The UW CLEAR Center / PM&R Journal statistical methods webinar series focuses on key topics that research investigators, journal editors, and clinicians encounter as they develop and conduct research studies, review research manuscripts, and stay up-to-date on the latest research in their field. All CLEAR Center methods webinars are recorded and archived on the CLEAR Center website.
Title: Systematic Reviews and Meta-Analyses
Presenter: Beth Devine, PhD, PharmD, MBA; University of Washington
Date: Monday, July 27, 2020
About the Speaker
Beth Devine, PhD, PharmD, MBA, is Professor in the University of Washington School of Pharmacy’s Comparative Health Outcomes, Policy, and Economics (CHOICE) Institute. She is a health services research scientist and health economist who employs methods from the overlapping disciplines of epidemiology, biostatistics, decision sciences, and clinical informatics.
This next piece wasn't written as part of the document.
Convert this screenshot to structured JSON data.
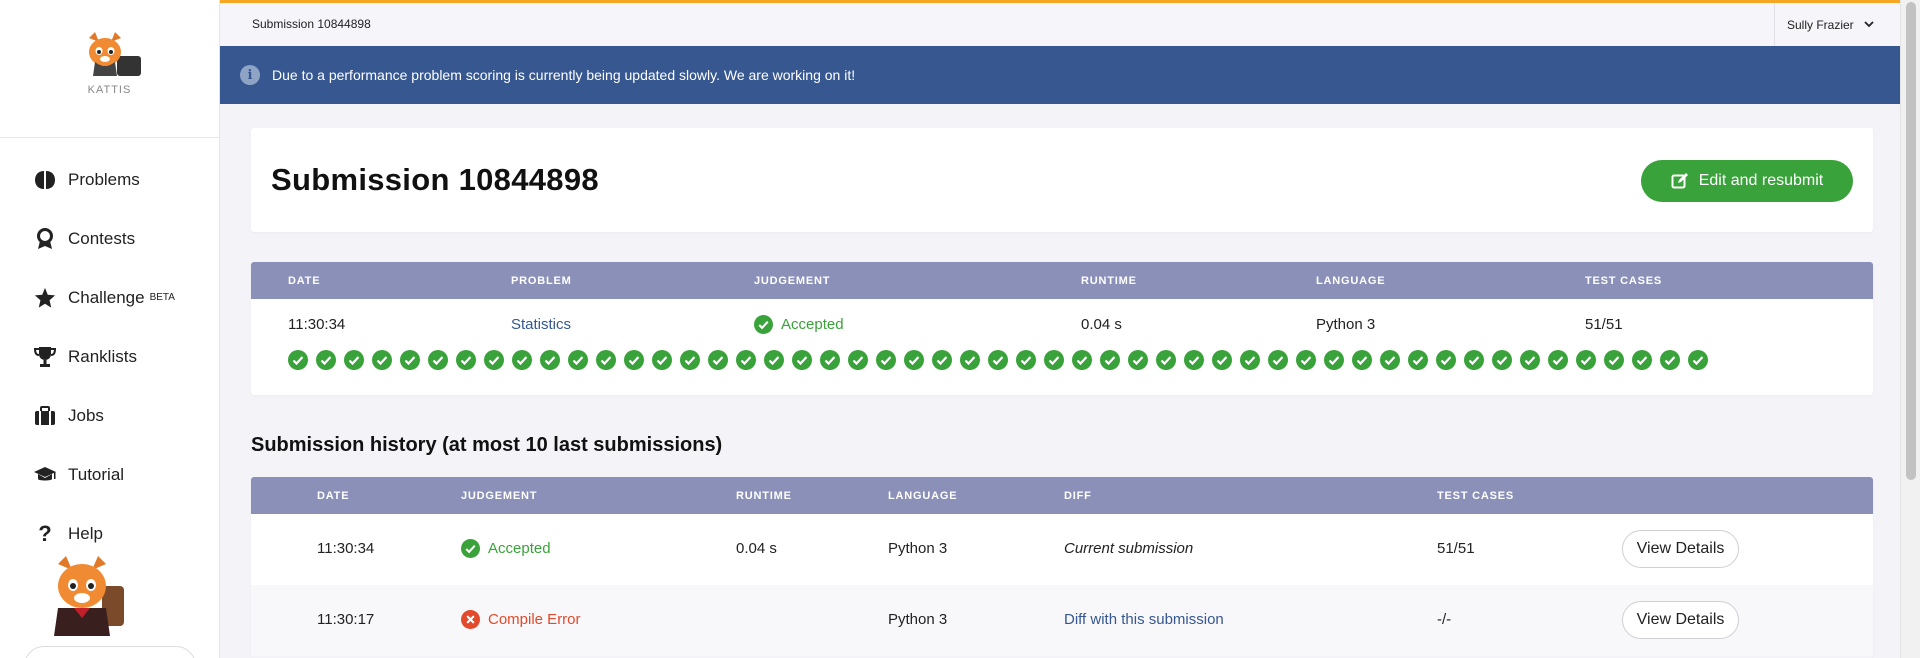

The framework for her work is comparative effectiveness research. Her foremost area of research is evidence synthesis, wherein she has conducted over 25 systematic reviews and network meta-analyses in both the frequentist and Bayesian frameworks. Dr. Devine is the Assistant Director and site-principal investigator of the AHRQ-funded Pacific Northwest Evidence-based Practice Center (EPC) V, which brings together the strengths of faculty and staff from UW, Oregon Health & Science University, and Aggregate Analytics, Inc. She is an elected member of the Society for Research Synthesis Methodology and was a key contributor to the International Society for Pharmacoeconomics and Outcomes Research (ISPOR) Task Force that developed the Good Research Practices for Conducting Indirect Treatment Comparisons, considered a tool for conducting CER. Dr. Devine also has expertise in the conduct of prospective studies, retrospective database analyses, and cost-effectiveness analyses. She employs these study designs to investigate issues of pharmacogenomic-guided medication safety, healthcare resource use, costs and value of healthcare interventions.